◆ Action item: An exact restatement of all the data is required, with the pictures left out.

◆ Data about app and page elements:
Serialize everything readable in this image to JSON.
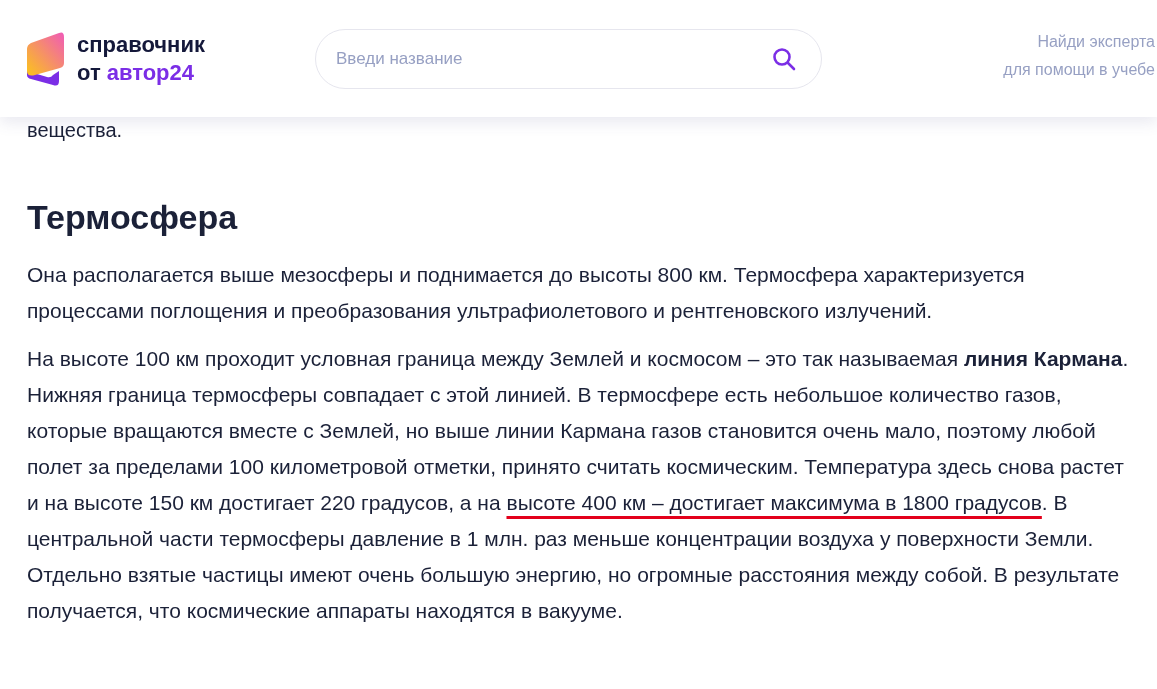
{
  "header": {
    "logo": {
      "line_1": "справочник",
      "line_2_prefix": "от",
      "line_2_brand": "автор24"
    },
    "search": {
      "placeholder": "Введи название"
    },
    "expert_link": {
      "line_1": "Найди эксперта",
      "line_2": "для помощи в учебе"
    }
  },
  "article": {
    "cut_text": "вещества.",
    "heading": "Термосфера",
    "paragraphs": [
      [
        {
          "kind": "plain",
          "text": "Она располагается выше мезосферы и поднимается до высоты 800 км. Термосфера характеризуется процессами поглощения и преобразования ультрафиолетового и рентгеновского излучений."
        }
      ],
      [
        {
          "kind": "plain",
          "text": "На высоте 100 км проходит условная граница между Землей и космосом – это так называемая "
        },
        {
          "kind": "bold",
          "text": "линия Кармана"
        },
        {
          "kind": "plain",
          "text": ". Нижняя граница термосферы совпадает с этой линией. В термосфере есть небольшое количество газов, которые вращаются вместе с Землей, но выше линии Кармана газов становится очень мало, поэтому любой полет за пределами 100 километровой отметки, принято считать космическим. Температура здесь снова растет и на высоте 150 км достигает 220 градусов, а на "
        },
        {
          "kind": "underlined",
          "text": "высоте 400 км – достигает максимума в 1800 градусов"
        },
        {
          "kind": "plain",
          "text": ". В центральной части термосферы давление в 1 млн. раз меньше концентрации воздуха у поверхности Земли. Отдельно взятые частицы имеют очень большую энергию, но огромные расстояния между собой. В результате получается, что космические аппараты находятся в вакууме."
        }
      ]
    ]
  }
}
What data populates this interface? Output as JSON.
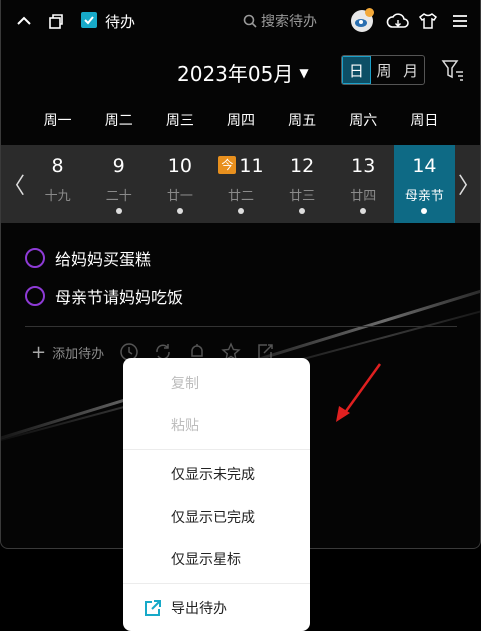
{
  "topbar": {
    "title": "待办",
    "search_placeholder": "搜索待办"
  },
  "calendar": {
    "month_label": "2023年05月",
    "view_modes": [
      "日",
      "周",
      "月"
    ],
    "active_view": "日",
    "weekdays": [
      "周一",
      "周二",
      "周三",
      "周四",
      "周五",
      "周六",
      "周日"
    ],
    "today_badge": "今",
    "days": [
      {
        "num": "8",
        "lunar": "十九",
        "has_dot": false
      },
      {
        "num": "9",
        "lunar": "二十",
        "has_dot": true
      },
      {
        "num": "10",
        "lunar": "廿一",
        "has_dot": true
      },
      {
        "num": "11",
        "lunar": "廿二",
        "has_dot": true,
        "today": true
      },
      {
        "num": "12",
        "lunar": "廿三",
        "has_dot": true
      },
      {
        "num": "13",
        "lunar": "廿四",
        "has_dot": true
      },
      {
        "num": "14",
        "lunar": "母亲节",
        "has_dot": true,
        "selected": true
      }
    ]
  },
  "tasks": [
    {
      "label": "给妈妈买蛋糕"
    },
    {
      "label": "母亲节请妈妈吃饭"
    }
  ],
  "add_todo_label": "添加待办",
  "context_menu": {
    "items": [
      {
        "label": "复制",
        "disabled": true
      },
      {
        "label": "粘贴",
        "disabled": true
      },
      {
        "label": "仅显示未完成",
        "disabled": false
      },
      {
        "label": "仅显示已完成",
        "disabled": false
      },
      {
        "label": "仅显示星标",
        "disabled": false
      },
      {
        "label": "导出待办",
        "disabled": false,
        "icon": "export-icon"
      }
    ]
  },
  "colors": {
    "accent": "#0e6a85",
    "check": "#17a9c8",
    "task_circle": "#8e3bd6",
    "today_badge": "#e8901e",
    "annotation_arrow": "#e02020"
  }
}
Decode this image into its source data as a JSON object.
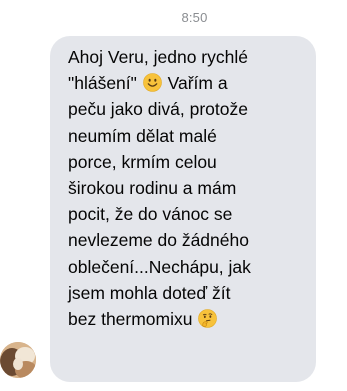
{
  "chat": {
    "timestamp": "8:50",
    "message": {
      "lines": [
        "Ahoj Veru, jedno rychlé",
        "\"hlášení\"",
        "Vařím a",
        "peču jako divá, protože",
        "neumím dělat malé",
        "porce, krmím celou",
        "širokou rodinu a mám",
        "pocit, že do vánoc se",
        "nevlezeme do žádného",
        "oblečení...Nechápu, jak",
        "jsem mohla doteď žít",
        "bez thermomixu"
      ],
      "emojis": [
        "smiling-face-icon",
        "thinking-face-icon"
      ]
    },
    "sender": {
      "avatar_icon": "avatar-icon"
    }
  }
}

◆ Answer to this exercise:
Serialize everything readable in this image to JSON.
{
  "header": {
    "logo": {
      "line_1": "справочник",
      "line_2_prefix": "от",
      "line_2_brand": "автор24"
    },
    "search": {
      "placeholder": "Введи название"
    },
    "expert_link": {
      "line_1": "Найди эксперта",
      "line_2": "для помощи в учебе"
    }
  },
  "article": {
    "cut_text": "вещества.",
    "heading": "Термосфера",
    "paragraphs": [
      [
        {
          "kind": "plain",
          "text": "Она располагается выше мезосферы и поднимается до высоты 800 км. Термосфера характеризуется процессами поглощения и преобразования ультрафиолетового и рентгеновского излучений."
        }
      ],
      [
        {
          "kind": "plain",
          "text": "На высоте 100 км проходит условная граница между Землей и космосом – это так называемая "
        },
        {
          "kind": "bold",
          "text": "линия Кармана"
        },
        {
          "kind": "plain",
          "text": ". Нижняя граница термосферы совпадает с этой линией. В термосфере есть небольшое количество газов, которые вращаются вместе с Землей, но выше линии Кармана газов становится очень мало, поэтому любой полет за пределами 100 километровой отметки, принято считать космическим. Температура здесь снова растет и на высоте 150 км достигает 220 градусов, а на "
        },
        {
          "kind": "underlined",
          "text": "высоте 400 км – достигает максимума в 1800 градусов"
        },
        {
          "kind": "plain",
          "text": ". В центральной части термосферы давление в 1 млн. раз меньше концентрации воздуха у поверхности Земли. Отдельно взятые частицы имеют очень большую энергию, но огромные расстояния между собой. В результате получается, что космические аппараты находятся в вакууме."
        }
      ]
    ]
  }
}
What data populates this interface? Output as JSON.
{
  "topbar": {
    "title": "待办",
    "search_placeholder": "搜索待办"
  },
  "calendar": {
    "month_label": "2023年05月",
    "view_modes": [
      "日",
      "周",
      "月"
    ],
    "active_view": "日",
    "weekdays": [
      "周一",
      "周二",
      "周三",
      "周四",
      "周五",
      "周六",
      "周日"
    ],
    "today_badge": "今",
    "days": [
      {
        "num": "8",
        "lunar": "十九",
        "has_dot": false
      },
      {
        "num": "9",
        "lunar": "二十",
        "has_dot": true
      },
      {
        "num": "10",
        "lunar": "廿一",
        "has_dot": true
      },
      {
        "num": "11",
        "lunar": "廿二",
        "has_dot": true,
        "today": true
      },
      {
        "num": "12",
        "lunar": "廿三",
        "has_dot": true
      },
      {
        "num": "13",
        "lunar": "廿四",
        "has_dot": true
      },
      {
        "num": "14",
        "lunar": "母亲节",
        "has_dot": true,
        "selected": true
      }
    ]
  },
  "tasks": [
    {
      "label": "给妈妈买蛋糕"
    },
    {
      "label": "母亲节请妈妈吃饭"
    }
  ],
  "add_todo_label": "添加待办",
  "context_menu": {
    "items": [
      {
        "label": "复制",
        "disabled": true
      },
      {
        "label": "粘贴",
        "disabled": true
      },
      {
        "label": "仅显示未完成",
        "disabled": false
      },
      {
        "label": "仅显示已完成",
        "disabled": false
      },
      {
        "label": "仅显示星标",
        "disabled": false
      },
      {
        "label": "导出待办",
        "disabled": false,
        "icon": "export-icon"
      }
    ]
  },
  "colors": {
    "accent": "#0e6a85",
    "check": "#17a9c8",
    "task_circle": "#8e3bd6",
    "today_badge": "#e8901e",
    "annotation_arrow": "#e02020"
  }
}
Decode this image into its source data as a JSON object.
{
  "chat": {
    "timestamp": "8:50",
    "message": {
      "lines": [
        "Ahoj Veru, jedno rychlé",
        "\"hlášení\"",
        "Vařím a",
        "peču jako divá, protože",
        "neumím dělat malé",
        "porce, krmím celou",
        "širokou rodinu a mám",
        "pocit, že do vánoc se",
        "nevlezeme do žádného",
        "oblečení...Nechápu, jak",
        "jsem mohla doteď žít",
        "bez thermomixu"
      ],
      "emojis": [
        "smiling-face-icon",
        "thinking-face-icon"
      ]
    },
    "sender": {
      "avatar_icon": "avatar-icon"
    }
  }
}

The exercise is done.